Baz Luhrmann’s theatrical ode to Paris’s turn-of-the-century Bohemian Revolution, Moulin Rouge!, can be viewed as a nostalgic plea for both a period in history and a classic cinematic narrative.
The film, as most of us know, is a sort of campy reimagining of big-name pop songs in the context of a seedy Parisian gentleman’s club. The way that Moulin Rouge! is shot (each frame displaying as much exaggerated opulence as possible) almost suggests self-mocking on behalf of Luhrmann, but also points to his yearning for the cinema that invented filmic cliché- for a time when dramatic gasps expressed unbridled shock and lingering stares certainly meant a budding romance. He crafts each set piece, costume, and character action with a precision that feels haphazard, often with dizzying results. This reminds the audience of a time when entertainment value was measured in the emotional response elicited by a work of theater, and is further enhanced, especially in the beginning, by frenzied dialogue that is senseless and lightning-fast. It is often in the immediately recognizable songs that the audience makes sense of the narrative.

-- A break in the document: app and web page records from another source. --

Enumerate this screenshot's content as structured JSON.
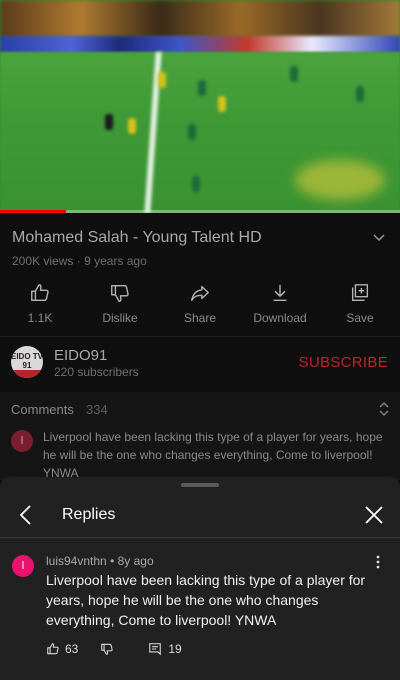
{
  "video": {
    "progress": 0.165,
    "progress_color": "#ff0000"
  },
  "title": "Mohamed Salah - Young Talent HD",
  "meta": {
    "views": "200K views",
    "separator": "·",
    "age": "9 years ago"
  },
  "actions": [
    {
      "icon": "thumbs-up-icon",
      "label": "1.1K"
    },
    {
      "icon": "thumbs-down-icon",
      "label": "Dislike"
    },
    {
      "icon": "share-icon",
      "label": "Share"
    },
    {
      "icon": "download-icon",
      "label": "Download"
    },
    {
      "icon": "save-icon",
      "label": "Save"
    }
  ],
  "channel": {
    "avatar_line1": "EIDO TV",
    "avatar_line2": "91",
    "name": "EIDO91",
    "subscribers": "220 subscribers",
    "subscribe_label": "SUBSCRIBE",
    "subscribe_color": "#c2232a"
  },
  "comments": {
    "heading": "Comments",
    "count": "334",
    "top_comment": {
      "avatar_letter": "l",
      "text": "Liverpool have been lacking this type of a player for years, hope he will be the one who changes everything, Come to liverpool! YNWA"
    }
  },
  "replies": {
    "title": "Replies",
    "comment": {
      "avatar_letter": "l",
      "avatar_color": "#e8136f",
      "author": "luis94vnthn",
      "separator": "•",
      "age": "8y ago",
      "text": "Liverpool have been lacking this type of a player for years, hope he will be the one who changes everything, Come to liverpool! YNWA",
      "likes": "63",
      "reply_count": "19"
    }
  }
}
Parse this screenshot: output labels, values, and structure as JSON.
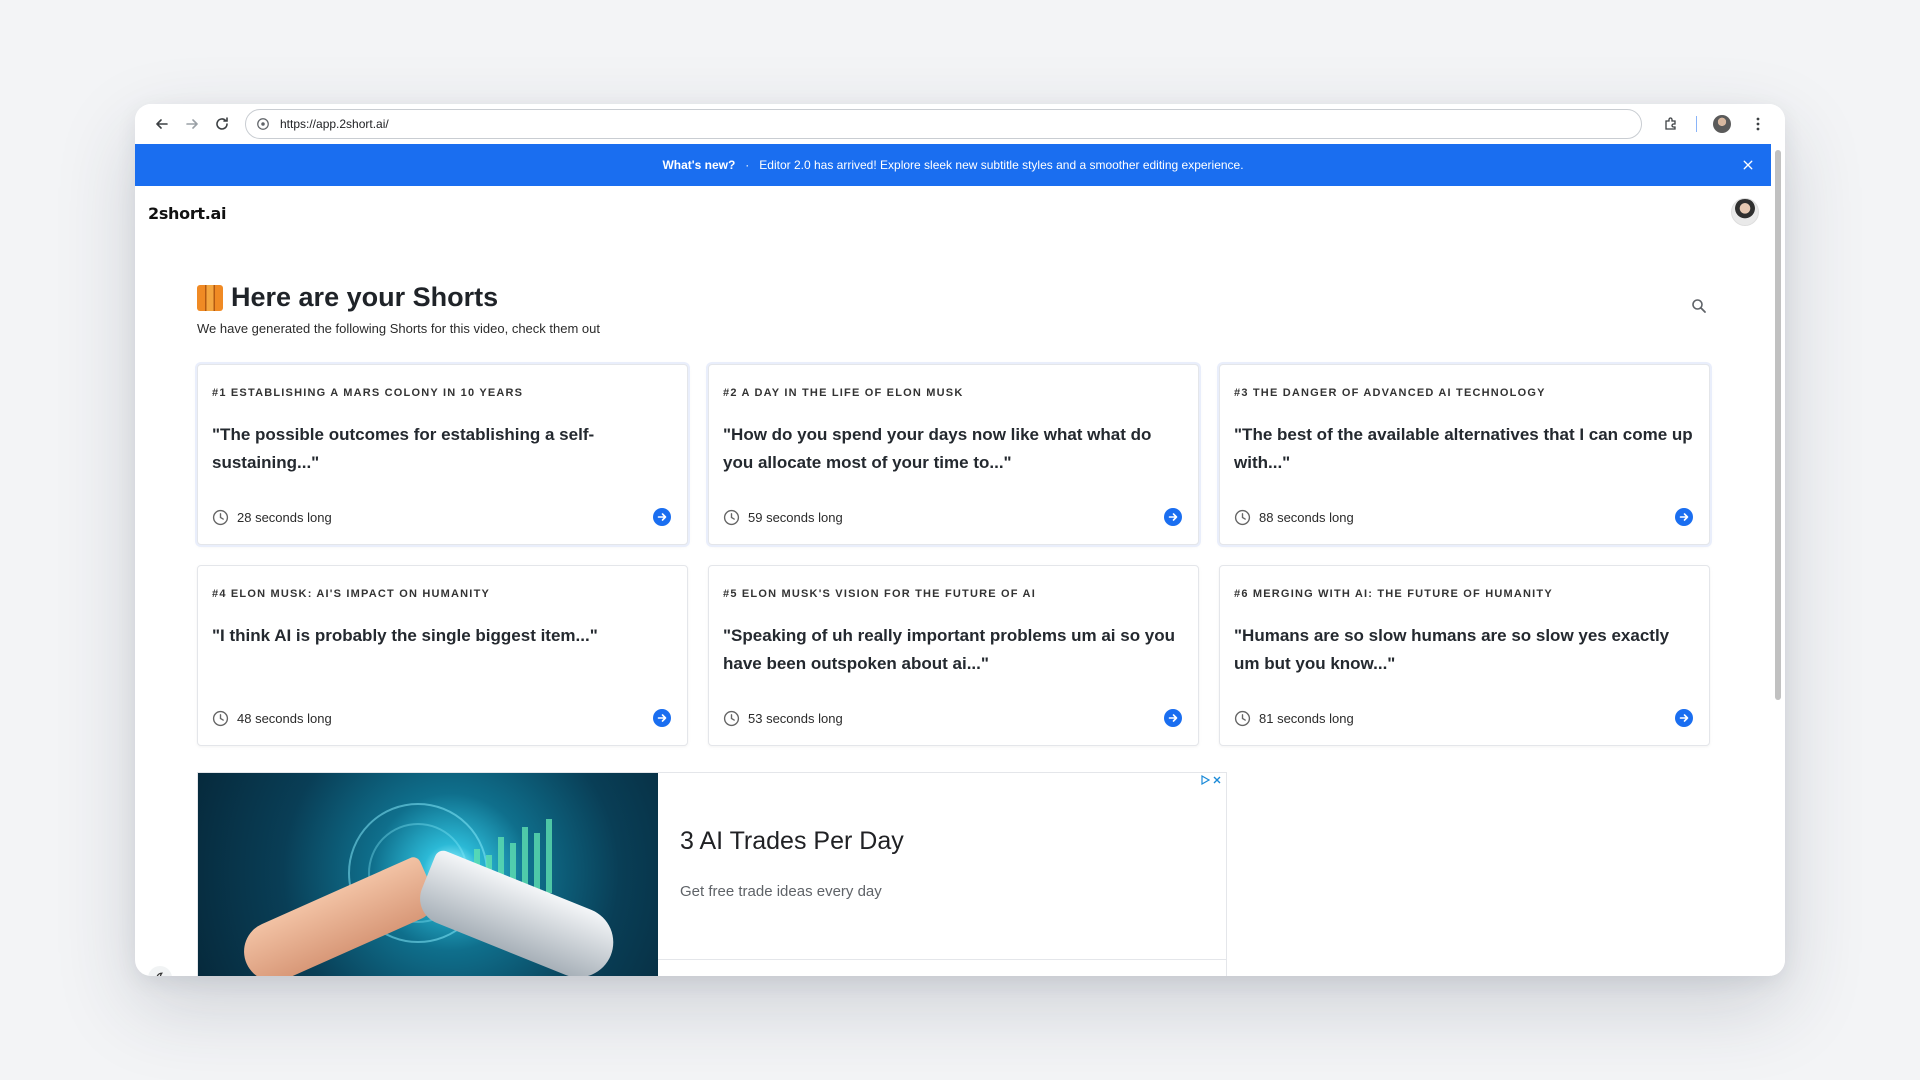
{
  "browser": {
    "url": "https://app.2short.ai/"
  },
  "banner": {
    "label": "What's new?",
    "separator": "·",
    "message": "Editor 2.0 has arrived! Explore sleek new subtitle styles and a smoother editing experience."
  },
  "header": {
    "logo": "2short.ai"
  },
  "main": {
    "title": "Here are your Shorts",
    "subtitle": "We have generated the following Shorts for this video, check them out"
  },
  "shorts": [
    {
      "tag": "#1 Establishing a Mars Colony in 10 Years",
      "quote": "\"The possible outcomes for establishing a self-sustaining...\"",
      "duration": "28 seconds long"
    },
    {
      "tag": "#2 A Day in the Life of Elon Musk",
      "quote": "\"How do you spend your days now like what what do you allocate most of your time to...\"",
      "duration": "59 seconds long"
    },
    {
      "tag": "#3 The Danger of Advanced AI Technology",
      "quote": "\"The best of the available alternatives that I can come up with...\"",
      "duration": "88 seconds long"
    },
    {
      "tag": "#4 Elon Musk: AI's Impact on Humanity",
      "quote": "\"I think AI is probably the single biggest item...\"",
      "duration": "48 seconds long"
    },
    {
      "tag": "#5 Elon Musk's Vision for the Future of AI",
      "quote": "\"Speaking of uh really important problems um ai so you have been outspoken about ai...\"",
      "duration": "53 seconds long"
    },
    {
      "tag": "#6 Merging with AI: The Future of Humanity",
      "quote": "\"Humans are so slow humans are so slow yes exactly um but you know...\"",
      "duration": "81 seconds long"
    }
  ],
  "ad": {
    "title": "3 AI Trades Per Day",
    "description": "Get free trade ideas every day"
  },
  "colors": {
    "accent": "#1a6ef0",
    "background": "#f3f4f6"
  },
  "icons": {
    "back": "back-arrow-icon",
    "forward": "forward-arrow-icon",
    "reload": "reload-icon",
    "site-info": "site-info-icon",
    "extensions": "puzzle-icon",
    "menu": "kebab-menu-icon",
    "close": "close-icon",
    "search": "search-icon",
    "clock": "clock-icon",
    "go": "arrow-right-circle-icon",
    "theme": "moon-icon"
  }
}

Such infusion of the present with the past was obviously Luhrmann’s goal, as he says himself in the DVD commentary: “[the] whole stylistic premise has been to decode what the Moulin Rouge was to the audiences of 1899 and express that same thrill and excitement in a way to which contemporary movie-goers can relate.” The film is based on the operas La Traviata and La Boheme and strives to communicate high art to the MTV Generation (a challenge he also undertakes in 1996’s Romeo+Juliet). Such themes are a comment on the prevalent perception (and slight truth) that our generation cares nothing for the art of yesteryear, and is only concerned with what we see produced in our time. By facilitating a dialogue between the two, Luhrmann’s nostalgia for past forms of art successfully bridges them with current social philosophies.